**Assignment:** How many lines in the listing below contain the string "directory"? Say only the number.

**Data to process:**
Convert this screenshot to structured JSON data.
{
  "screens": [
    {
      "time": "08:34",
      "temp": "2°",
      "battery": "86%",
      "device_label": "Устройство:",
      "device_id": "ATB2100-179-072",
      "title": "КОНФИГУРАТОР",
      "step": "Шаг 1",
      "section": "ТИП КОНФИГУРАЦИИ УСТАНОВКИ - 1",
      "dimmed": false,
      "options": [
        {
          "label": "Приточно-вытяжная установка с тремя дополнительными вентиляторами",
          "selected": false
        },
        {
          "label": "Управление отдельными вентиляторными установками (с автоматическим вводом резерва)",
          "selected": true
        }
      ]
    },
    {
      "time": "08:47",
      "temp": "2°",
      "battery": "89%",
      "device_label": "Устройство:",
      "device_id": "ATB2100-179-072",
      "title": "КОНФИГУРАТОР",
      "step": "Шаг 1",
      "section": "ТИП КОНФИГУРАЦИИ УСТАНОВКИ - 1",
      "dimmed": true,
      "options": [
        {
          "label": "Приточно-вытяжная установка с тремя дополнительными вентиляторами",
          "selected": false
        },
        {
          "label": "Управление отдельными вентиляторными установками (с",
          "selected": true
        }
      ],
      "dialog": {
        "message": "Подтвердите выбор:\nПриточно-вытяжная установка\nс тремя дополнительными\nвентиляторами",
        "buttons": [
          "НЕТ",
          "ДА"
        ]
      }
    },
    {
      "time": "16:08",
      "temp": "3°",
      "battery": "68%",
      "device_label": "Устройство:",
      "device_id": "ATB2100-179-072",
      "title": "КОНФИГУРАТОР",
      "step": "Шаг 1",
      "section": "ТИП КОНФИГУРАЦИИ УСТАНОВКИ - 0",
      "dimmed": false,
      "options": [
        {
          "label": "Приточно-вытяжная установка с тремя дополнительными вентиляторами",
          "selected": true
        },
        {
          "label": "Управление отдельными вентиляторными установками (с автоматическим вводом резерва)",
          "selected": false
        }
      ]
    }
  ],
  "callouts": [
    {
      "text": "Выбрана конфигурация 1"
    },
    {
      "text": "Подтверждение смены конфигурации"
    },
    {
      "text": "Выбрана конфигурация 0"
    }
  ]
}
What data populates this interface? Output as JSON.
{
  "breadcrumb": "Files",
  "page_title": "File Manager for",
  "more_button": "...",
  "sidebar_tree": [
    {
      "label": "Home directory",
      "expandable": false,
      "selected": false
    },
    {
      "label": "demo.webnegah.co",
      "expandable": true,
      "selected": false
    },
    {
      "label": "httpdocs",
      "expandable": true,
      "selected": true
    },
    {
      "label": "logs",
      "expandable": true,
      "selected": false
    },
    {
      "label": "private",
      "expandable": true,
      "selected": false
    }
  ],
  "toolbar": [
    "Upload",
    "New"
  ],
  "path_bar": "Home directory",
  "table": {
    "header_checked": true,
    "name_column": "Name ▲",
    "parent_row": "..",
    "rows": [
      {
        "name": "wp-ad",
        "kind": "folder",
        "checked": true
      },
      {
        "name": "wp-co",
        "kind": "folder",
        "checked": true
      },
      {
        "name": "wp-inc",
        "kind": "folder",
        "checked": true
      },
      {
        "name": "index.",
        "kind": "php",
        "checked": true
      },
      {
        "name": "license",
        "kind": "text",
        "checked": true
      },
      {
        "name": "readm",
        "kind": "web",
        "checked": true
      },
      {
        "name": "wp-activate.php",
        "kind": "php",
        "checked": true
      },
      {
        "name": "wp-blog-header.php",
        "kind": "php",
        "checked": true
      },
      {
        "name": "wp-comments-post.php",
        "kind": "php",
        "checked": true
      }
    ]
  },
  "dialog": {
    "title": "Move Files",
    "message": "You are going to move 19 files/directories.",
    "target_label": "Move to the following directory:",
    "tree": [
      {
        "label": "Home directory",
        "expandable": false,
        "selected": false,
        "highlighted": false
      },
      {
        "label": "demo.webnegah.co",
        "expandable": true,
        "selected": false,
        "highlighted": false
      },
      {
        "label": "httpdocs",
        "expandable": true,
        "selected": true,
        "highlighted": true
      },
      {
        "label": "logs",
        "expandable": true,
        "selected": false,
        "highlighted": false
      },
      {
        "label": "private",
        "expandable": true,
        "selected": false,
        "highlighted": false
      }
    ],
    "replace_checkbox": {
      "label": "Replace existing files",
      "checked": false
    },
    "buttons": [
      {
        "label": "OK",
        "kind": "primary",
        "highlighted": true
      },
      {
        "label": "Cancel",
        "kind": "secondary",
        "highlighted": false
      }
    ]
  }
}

**Answer box:** 4